WORK INSTRUCTIONS:
The output should be limited to the line holding "Transcribe this image's" and the lines after it through the end of the entries, each restated exactly.

(RECORDS PROVIDED Opens)

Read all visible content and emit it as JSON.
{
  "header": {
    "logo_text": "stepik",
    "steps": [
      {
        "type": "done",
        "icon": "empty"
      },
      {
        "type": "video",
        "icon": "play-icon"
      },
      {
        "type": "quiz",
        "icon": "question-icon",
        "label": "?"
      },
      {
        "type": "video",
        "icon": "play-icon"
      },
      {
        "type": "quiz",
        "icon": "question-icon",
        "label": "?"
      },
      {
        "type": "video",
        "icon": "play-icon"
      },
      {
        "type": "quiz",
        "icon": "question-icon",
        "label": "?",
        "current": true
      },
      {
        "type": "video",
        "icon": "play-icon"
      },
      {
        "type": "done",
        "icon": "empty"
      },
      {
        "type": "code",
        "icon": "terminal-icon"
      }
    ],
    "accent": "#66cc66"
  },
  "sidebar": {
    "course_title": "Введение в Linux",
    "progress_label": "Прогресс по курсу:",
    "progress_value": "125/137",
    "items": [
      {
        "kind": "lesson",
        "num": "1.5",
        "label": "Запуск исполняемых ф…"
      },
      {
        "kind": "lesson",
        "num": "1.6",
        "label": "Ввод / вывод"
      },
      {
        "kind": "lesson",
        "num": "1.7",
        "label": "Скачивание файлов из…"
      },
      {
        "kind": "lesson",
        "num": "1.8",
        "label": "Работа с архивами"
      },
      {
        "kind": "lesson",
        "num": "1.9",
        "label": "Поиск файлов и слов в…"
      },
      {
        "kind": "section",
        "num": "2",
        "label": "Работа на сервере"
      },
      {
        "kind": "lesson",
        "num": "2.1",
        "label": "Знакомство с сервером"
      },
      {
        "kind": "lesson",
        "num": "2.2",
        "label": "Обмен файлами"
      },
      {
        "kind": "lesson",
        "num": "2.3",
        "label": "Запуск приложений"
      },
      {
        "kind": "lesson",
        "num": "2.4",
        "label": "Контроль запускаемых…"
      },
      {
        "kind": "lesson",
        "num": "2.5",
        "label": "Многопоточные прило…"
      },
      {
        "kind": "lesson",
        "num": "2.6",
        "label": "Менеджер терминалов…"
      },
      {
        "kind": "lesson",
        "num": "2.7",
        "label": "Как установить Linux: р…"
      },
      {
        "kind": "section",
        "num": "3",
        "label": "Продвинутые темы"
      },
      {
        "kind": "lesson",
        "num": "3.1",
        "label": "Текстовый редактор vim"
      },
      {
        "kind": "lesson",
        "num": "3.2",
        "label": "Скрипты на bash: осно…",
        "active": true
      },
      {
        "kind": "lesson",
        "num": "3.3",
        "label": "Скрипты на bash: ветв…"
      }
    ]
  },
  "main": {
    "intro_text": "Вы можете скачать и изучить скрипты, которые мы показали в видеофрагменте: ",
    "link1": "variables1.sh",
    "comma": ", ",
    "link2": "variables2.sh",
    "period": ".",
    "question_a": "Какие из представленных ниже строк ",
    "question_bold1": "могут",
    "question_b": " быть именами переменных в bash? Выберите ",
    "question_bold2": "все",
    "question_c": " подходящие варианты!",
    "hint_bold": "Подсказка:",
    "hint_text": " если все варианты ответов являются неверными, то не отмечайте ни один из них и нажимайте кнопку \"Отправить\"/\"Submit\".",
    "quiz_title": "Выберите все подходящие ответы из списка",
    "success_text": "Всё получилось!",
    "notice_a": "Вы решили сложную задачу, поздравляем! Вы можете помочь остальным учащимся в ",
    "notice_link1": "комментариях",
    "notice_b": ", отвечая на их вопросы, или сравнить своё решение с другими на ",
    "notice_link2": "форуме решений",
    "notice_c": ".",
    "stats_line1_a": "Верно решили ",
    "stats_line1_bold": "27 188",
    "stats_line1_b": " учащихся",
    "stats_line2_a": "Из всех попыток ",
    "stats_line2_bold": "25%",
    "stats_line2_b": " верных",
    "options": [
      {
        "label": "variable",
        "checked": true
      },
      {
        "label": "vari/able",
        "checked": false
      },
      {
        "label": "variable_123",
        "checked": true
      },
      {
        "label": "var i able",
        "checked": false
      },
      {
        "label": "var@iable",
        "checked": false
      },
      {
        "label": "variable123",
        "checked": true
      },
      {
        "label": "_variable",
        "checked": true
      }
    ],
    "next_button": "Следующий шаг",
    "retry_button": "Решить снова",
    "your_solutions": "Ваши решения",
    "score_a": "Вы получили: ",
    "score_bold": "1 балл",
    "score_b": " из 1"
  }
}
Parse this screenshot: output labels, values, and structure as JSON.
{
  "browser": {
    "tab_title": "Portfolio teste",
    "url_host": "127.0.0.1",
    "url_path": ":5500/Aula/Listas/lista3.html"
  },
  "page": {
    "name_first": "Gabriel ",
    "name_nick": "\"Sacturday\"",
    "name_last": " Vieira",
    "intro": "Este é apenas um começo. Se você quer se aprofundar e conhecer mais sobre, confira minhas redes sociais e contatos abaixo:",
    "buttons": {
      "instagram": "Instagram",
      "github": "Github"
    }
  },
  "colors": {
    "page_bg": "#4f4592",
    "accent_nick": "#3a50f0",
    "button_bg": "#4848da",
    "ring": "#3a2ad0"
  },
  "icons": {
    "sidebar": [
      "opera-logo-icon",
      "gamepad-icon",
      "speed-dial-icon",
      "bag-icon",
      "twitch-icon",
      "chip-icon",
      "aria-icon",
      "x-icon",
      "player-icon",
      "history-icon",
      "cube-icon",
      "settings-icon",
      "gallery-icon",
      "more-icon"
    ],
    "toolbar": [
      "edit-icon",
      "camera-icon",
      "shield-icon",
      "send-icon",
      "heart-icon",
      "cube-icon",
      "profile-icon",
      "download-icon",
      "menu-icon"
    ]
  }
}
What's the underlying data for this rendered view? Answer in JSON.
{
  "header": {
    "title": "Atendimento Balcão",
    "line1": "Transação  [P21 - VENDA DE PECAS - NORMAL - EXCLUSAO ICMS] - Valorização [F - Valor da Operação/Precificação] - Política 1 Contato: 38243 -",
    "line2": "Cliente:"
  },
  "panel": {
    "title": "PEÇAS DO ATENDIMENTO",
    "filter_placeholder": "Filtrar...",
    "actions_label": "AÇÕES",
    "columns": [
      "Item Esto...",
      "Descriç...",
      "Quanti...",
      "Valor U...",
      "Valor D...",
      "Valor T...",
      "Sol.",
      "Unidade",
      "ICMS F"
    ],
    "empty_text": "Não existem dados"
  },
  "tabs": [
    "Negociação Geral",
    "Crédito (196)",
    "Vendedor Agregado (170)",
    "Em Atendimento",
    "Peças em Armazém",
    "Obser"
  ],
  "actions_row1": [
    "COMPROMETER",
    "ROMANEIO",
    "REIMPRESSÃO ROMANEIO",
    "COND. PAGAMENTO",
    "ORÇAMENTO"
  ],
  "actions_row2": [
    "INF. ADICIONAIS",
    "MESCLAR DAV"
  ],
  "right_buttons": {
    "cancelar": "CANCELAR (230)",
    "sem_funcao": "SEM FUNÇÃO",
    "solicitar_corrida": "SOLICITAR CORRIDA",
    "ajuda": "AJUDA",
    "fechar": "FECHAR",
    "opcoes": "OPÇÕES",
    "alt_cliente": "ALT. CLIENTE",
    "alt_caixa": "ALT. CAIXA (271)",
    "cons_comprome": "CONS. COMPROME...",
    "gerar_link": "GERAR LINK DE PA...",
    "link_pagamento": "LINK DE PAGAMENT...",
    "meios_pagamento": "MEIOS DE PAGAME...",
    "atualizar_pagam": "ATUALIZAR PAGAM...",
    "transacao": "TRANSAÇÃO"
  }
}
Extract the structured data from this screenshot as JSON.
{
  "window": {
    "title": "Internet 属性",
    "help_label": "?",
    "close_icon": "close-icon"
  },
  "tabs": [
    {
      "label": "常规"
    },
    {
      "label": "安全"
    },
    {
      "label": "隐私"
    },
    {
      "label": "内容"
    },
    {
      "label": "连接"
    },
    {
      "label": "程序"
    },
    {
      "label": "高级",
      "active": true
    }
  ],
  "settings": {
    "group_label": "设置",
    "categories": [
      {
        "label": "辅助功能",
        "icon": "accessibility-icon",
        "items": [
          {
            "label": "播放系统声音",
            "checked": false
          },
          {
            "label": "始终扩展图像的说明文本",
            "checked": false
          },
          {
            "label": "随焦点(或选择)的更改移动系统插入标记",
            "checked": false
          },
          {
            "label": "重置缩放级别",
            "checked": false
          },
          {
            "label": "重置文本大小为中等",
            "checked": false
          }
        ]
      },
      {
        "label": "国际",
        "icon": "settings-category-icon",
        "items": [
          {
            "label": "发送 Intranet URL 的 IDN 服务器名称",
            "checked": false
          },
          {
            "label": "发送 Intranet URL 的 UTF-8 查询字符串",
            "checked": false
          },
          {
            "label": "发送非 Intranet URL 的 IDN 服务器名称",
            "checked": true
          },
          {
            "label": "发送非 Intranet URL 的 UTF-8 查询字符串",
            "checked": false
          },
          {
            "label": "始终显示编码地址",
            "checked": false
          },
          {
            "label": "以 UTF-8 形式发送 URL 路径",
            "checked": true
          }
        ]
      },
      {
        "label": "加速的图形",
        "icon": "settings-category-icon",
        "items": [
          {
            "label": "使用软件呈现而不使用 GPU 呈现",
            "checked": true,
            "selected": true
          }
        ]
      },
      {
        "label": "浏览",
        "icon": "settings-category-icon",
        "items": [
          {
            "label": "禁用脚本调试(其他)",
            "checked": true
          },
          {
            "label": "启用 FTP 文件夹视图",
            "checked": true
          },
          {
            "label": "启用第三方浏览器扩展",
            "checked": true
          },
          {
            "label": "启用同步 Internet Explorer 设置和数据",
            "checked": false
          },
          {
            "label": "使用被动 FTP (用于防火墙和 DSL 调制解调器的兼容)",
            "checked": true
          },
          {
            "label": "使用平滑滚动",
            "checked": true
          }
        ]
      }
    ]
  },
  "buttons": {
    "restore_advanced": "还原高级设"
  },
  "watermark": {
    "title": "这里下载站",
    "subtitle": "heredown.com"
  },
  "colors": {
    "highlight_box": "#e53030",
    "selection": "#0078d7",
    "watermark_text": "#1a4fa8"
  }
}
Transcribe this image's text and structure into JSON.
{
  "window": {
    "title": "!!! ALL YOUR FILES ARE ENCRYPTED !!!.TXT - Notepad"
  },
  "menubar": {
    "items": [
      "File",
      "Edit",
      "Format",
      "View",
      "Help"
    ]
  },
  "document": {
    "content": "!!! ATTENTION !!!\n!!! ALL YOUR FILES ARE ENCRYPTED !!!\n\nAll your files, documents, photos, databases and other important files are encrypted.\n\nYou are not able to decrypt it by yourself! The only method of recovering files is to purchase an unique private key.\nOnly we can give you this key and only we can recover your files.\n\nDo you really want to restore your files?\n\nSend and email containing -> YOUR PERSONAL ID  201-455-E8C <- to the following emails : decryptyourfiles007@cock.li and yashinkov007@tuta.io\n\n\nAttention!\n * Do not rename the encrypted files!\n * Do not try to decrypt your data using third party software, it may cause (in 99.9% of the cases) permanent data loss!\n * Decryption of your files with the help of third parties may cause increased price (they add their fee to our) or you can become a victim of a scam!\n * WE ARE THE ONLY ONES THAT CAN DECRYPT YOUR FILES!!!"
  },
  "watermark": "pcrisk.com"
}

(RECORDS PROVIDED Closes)

TASK OUTPUT:
Transcribe this image's text and structure into JSON.
{
  "window": {
    "title": "!!! ALL YOUR FILES ARE ENCRYPTED !!!.TXT - Notepad"
  },
  "menubar": {
    "items": [
      "File",
      "Edit",
      "Format",
      "View",
      "Help"
    ]
  },
  "document": {
    "content": "!!! ATTENTION !!!\n!!! ALL YOUR FILES ARE ENCRYPTED !!!\n\nAll your files, documents, photos, databases and other important files are encrypted.\n\nYou are not able to decrypt it by yourself! The only method of recovering files is to purchase an unique private key.\nOnly we can give you this key and only we can recover your files.\n\nDo you really want to restore your files?\n\nSend and email containing -> YOUR PERSONAL ID  201-455-E8C <- to the following emails : decryptyourfiles007@cock.li and yashinkov007@tuta.io\n\n\nAttention!\n * Do not rename the encrypted files!\n * Do not try to decrypt your data using third party software, it may cause (in 99.9% of the cases) permanent data loss!\n * Decryption of your files with the help of third parties may cause increased price (they add their fee to our) or you can become a victim of a scam!\n * WE ARE THE ONLY ONES THAT CAN DECRYPT YOUR FILES!!!"
  },
  "watermark": "pcrisk.com"
}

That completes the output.